**Goal of the exercise**
Where the word "number" occurs in a line of the listing, please copy the line.

**Data for this exercise**
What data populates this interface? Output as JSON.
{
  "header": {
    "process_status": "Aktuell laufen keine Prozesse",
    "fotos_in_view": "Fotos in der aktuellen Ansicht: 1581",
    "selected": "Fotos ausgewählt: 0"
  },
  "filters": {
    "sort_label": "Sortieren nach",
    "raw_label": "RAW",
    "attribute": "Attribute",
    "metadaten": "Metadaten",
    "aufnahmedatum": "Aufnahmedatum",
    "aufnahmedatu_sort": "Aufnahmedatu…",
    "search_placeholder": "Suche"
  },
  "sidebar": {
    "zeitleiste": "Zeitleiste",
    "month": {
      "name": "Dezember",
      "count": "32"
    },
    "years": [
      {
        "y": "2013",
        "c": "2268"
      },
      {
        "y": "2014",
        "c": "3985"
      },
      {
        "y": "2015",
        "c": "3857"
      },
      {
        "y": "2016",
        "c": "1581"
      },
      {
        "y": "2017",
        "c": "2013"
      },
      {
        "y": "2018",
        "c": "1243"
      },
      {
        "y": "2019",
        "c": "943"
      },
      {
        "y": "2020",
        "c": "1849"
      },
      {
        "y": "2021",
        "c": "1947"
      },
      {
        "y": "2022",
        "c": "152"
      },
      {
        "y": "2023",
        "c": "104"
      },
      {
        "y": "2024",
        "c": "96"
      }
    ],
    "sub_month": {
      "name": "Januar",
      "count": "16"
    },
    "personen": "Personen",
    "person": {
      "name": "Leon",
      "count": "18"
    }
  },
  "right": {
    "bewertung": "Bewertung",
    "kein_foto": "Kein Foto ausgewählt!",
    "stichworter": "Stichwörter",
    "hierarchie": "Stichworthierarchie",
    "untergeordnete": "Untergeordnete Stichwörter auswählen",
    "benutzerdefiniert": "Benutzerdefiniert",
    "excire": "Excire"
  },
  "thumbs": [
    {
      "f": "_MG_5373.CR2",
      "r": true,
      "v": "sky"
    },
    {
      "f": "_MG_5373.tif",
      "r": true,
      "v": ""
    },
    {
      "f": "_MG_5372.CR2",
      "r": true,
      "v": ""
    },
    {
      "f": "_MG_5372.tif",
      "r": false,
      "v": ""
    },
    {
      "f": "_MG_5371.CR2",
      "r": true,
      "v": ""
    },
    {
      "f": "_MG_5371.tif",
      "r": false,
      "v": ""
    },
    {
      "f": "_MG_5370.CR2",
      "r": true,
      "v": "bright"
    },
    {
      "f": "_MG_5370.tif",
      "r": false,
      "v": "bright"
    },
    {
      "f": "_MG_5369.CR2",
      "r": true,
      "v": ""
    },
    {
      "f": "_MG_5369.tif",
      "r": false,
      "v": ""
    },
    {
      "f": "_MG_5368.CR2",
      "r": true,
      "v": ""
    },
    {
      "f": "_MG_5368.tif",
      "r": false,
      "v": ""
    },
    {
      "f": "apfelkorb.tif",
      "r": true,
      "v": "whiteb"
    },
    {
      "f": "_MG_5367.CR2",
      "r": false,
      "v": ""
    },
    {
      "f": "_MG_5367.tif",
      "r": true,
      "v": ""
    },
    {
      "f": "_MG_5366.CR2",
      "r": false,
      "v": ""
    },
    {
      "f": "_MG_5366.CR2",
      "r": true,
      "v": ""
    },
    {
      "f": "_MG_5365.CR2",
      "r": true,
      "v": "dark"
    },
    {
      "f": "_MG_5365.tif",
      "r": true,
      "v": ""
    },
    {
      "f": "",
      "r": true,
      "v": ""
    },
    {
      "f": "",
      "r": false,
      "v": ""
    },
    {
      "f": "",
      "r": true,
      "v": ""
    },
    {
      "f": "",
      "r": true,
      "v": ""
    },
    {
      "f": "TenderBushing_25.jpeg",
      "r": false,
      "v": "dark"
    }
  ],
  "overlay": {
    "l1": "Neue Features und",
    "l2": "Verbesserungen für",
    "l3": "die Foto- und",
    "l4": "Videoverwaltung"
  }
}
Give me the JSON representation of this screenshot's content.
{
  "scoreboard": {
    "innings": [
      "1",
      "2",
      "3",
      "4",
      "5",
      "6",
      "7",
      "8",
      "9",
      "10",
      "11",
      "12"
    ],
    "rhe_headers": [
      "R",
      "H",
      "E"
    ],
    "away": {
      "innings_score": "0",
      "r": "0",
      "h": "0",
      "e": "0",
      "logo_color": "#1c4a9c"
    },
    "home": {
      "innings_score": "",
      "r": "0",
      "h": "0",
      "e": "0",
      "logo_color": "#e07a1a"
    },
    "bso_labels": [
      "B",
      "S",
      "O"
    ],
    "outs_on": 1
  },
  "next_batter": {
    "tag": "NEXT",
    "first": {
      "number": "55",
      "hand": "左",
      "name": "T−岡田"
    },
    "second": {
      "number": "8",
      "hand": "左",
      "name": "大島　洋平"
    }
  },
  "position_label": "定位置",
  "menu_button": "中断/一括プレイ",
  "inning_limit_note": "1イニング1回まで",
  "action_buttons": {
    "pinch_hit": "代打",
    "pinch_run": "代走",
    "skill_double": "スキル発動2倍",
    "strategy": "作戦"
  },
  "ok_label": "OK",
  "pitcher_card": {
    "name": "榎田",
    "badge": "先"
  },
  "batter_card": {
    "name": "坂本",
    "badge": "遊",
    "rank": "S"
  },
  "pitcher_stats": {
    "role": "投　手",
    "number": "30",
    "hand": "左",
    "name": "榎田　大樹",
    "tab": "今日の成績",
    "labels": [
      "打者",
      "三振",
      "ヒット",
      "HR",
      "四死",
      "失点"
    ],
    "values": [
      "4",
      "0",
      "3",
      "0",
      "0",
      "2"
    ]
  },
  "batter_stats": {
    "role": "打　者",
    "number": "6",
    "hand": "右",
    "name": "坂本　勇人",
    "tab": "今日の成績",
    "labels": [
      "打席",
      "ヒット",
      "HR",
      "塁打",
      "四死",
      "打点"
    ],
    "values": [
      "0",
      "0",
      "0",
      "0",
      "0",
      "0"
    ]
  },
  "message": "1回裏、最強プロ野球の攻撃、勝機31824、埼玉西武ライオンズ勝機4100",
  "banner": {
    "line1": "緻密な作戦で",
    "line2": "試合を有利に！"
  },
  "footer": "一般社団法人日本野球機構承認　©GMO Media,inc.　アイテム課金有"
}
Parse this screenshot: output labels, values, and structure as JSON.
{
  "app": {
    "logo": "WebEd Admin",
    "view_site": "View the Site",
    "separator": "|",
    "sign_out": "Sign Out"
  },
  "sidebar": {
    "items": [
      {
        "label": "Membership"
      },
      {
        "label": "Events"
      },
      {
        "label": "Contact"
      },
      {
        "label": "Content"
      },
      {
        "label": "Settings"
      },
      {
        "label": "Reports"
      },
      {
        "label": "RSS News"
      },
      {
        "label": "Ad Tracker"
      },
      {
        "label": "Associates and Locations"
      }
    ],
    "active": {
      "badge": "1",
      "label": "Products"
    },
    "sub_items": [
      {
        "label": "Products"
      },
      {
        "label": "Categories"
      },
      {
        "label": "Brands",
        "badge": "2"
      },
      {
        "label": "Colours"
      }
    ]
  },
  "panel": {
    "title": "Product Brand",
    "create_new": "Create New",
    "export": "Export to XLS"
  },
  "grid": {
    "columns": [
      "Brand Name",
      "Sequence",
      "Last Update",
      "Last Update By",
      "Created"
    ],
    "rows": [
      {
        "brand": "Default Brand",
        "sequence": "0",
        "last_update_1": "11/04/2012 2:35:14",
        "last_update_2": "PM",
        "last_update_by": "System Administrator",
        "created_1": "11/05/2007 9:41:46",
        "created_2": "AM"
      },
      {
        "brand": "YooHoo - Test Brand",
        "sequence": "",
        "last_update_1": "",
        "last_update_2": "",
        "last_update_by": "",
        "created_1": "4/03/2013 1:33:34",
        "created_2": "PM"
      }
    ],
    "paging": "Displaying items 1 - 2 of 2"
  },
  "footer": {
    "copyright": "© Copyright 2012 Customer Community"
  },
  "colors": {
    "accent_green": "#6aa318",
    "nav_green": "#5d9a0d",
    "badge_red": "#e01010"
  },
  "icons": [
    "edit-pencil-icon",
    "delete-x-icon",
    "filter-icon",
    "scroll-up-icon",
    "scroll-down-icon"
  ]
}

**Solution below**
      "number": "55",
      "number": "8",
    "number": "30",
    "number": "6",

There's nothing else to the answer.